Pull every line with "content" from the entries below.

== MATERIAL FOR THIS TASK

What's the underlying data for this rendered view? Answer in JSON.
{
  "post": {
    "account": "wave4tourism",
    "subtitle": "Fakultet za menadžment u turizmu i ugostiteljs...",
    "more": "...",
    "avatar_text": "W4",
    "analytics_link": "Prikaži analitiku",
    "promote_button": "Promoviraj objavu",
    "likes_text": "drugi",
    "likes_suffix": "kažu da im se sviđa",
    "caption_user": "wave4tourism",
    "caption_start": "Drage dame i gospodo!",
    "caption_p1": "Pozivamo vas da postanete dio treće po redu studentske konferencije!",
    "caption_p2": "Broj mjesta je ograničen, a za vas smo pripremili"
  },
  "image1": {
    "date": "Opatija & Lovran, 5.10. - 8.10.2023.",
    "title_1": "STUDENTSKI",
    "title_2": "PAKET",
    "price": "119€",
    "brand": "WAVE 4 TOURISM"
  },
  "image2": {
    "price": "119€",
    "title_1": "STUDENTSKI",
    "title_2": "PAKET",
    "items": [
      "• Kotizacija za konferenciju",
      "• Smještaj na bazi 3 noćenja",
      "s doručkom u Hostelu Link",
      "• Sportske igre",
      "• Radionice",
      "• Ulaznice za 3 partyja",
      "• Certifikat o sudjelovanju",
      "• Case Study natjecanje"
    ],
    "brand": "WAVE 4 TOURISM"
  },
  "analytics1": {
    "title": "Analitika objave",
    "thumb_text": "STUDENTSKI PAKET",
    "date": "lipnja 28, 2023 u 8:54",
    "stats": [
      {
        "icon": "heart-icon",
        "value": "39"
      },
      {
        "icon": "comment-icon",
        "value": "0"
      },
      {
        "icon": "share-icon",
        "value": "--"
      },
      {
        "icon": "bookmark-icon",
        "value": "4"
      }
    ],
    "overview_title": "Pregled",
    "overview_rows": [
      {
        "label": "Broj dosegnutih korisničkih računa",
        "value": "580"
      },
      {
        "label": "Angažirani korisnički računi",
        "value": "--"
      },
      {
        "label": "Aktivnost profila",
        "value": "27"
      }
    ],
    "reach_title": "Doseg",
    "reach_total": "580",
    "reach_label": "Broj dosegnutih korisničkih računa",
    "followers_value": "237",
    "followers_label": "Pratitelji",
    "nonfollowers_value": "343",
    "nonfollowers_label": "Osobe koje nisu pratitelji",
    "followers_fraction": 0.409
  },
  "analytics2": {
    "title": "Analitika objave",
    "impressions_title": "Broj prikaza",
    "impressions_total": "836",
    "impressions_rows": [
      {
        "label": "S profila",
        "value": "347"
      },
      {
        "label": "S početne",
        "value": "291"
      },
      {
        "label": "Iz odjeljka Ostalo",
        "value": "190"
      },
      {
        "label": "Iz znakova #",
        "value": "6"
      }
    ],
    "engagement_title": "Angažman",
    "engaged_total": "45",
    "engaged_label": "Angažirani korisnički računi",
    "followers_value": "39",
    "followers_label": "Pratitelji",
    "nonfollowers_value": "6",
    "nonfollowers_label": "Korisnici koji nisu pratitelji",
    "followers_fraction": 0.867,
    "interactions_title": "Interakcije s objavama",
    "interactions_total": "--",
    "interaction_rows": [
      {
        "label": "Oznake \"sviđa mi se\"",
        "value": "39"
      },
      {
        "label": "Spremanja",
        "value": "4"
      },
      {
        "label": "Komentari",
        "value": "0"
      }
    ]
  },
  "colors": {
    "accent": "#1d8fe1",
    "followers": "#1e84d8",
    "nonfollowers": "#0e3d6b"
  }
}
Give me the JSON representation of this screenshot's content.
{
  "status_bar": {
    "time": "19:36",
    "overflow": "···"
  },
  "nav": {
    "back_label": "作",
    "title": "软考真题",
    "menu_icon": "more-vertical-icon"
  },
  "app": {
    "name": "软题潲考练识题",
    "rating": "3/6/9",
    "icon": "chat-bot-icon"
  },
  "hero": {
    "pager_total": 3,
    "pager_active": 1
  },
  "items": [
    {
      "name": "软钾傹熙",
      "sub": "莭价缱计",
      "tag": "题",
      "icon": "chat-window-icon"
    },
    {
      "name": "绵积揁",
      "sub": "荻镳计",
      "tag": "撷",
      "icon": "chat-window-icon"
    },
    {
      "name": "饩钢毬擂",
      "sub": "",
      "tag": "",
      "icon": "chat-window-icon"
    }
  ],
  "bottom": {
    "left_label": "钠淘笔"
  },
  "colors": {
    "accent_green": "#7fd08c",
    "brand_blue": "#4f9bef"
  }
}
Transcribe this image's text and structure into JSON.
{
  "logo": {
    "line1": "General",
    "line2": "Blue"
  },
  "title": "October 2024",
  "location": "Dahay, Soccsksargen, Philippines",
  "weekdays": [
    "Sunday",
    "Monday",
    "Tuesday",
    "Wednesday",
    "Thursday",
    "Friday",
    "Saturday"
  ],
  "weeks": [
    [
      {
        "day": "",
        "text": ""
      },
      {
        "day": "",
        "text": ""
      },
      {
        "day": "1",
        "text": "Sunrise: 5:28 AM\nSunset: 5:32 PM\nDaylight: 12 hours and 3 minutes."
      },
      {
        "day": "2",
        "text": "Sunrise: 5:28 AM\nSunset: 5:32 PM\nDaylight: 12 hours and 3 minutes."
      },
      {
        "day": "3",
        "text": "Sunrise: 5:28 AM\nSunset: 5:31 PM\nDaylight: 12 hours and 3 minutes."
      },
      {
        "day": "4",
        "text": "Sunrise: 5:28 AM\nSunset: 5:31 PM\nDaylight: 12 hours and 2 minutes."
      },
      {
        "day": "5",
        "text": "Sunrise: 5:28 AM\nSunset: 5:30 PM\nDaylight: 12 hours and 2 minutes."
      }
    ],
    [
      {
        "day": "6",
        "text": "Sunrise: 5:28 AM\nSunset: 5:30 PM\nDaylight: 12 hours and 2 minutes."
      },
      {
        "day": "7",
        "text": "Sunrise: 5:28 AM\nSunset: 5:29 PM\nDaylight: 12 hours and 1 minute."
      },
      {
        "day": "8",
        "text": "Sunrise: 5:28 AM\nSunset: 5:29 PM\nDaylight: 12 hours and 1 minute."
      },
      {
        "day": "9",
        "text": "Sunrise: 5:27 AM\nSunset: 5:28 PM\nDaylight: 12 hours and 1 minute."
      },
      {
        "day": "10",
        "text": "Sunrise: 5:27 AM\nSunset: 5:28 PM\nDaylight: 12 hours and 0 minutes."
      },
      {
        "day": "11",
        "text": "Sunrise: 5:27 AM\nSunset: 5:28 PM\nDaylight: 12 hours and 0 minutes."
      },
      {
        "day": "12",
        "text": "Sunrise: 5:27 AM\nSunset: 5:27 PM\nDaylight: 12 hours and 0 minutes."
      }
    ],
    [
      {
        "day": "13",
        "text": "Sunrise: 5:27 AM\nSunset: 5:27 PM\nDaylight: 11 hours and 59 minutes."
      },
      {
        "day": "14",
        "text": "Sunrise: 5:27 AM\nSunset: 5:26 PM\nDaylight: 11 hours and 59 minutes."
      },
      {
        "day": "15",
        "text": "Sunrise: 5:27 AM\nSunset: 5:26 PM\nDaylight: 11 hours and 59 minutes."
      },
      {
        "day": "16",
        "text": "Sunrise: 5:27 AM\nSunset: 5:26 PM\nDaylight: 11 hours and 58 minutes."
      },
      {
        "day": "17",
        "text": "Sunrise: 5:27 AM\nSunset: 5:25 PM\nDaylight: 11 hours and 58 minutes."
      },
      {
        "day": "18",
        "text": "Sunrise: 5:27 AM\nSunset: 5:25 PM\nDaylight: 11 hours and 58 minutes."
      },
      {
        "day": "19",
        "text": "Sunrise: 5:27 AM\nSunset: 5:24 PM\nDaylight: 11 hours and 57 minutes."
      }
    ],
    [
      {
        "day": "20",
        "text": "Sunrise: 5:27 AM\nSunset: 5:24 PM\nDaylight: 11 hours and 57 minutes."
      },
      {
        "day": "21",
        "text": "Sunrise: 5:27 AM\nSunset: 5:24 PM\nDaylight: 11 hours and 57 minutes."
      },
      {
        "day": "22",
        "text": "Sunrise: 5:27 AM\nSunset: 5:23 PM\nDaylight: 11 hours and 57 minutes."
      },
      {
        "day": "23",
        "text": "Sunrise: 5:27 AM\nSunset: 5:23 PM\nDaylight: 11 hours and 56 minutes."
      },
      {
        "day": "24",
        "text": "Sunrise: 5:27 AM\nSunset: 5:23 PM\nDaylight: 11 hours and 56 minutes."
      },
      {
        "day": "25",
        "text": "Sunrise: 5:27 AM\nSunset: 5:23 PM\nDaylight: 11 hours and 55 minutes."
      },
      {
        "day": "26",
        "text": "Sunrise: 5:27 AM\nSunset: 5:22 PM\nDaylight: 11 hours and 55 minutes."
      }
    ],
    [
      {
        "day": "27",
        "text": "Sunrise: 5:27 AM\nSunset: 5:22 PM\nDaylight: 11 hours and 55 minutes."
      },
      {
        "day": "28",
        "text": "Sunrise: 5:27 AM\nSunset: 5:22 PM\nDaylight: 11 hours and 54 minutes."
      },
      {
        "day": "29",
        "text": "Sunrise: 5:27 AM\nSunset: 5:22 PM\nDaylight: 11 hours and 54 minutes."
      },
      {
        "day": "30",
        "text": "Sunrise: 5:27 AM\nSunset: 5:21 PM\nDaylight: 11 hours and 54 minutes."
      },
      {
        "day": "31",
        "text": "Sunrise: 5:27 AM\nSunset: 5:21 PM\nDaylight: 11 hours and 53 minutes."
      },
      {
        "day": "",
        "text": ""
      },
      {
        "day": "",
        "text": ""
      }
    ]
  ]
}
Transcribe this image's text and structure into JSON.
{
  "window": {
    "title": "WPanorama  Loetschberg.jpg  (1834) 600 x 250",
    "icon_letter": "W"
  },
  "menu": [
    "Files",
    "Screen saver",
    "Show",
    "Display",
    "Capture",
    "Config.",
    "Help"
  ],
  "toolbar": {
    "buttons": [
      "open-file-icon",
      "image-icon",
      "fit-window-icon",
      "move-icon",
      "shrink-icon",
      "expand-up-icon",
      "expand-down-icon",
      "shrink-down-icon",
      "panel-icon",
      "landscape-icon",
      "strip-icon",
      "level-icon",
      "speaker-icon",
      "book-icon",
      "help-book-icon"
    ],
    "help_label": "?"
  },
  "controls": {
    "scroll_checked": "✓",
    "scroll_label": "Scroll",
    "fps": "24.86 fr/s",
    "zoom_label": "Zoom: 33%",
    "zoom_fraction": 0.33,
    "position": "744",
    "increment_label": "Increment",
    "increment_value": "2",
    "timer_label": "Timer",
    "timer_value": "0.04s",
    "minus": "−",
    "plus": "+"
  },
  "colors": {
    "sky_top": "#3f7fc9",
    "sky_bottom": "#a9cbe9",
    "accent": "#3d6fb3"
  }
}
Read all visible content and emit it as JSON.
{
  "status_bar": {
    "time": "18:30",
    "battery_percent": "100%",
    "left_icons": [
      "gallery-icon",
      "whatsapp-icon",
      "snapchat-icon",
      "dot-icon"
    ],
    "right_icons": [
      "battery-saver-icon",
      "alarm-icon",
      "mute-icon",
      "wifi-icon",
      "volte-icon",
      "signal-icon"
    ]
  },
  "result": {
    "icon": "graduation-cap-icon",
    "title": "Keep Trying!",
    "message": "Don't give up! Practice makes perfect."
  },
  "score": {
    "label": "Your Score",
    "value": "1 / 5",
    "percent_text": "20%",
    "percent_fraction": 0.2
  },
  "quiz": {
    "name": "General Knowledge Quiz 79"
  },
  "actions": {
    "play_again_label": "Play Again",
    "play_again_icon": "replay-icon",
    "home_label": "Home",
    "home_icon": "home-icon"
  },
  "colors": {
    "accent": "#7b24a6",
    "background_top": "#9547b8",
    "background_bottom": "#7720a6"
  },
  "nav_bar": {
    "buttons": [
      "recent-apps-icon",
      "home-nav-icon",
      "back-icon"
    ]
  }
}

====

* **EXERCISE SOLUTION**
Give me the JSON representation of this screenshot's content.
Read all visible content and emit it as JSON.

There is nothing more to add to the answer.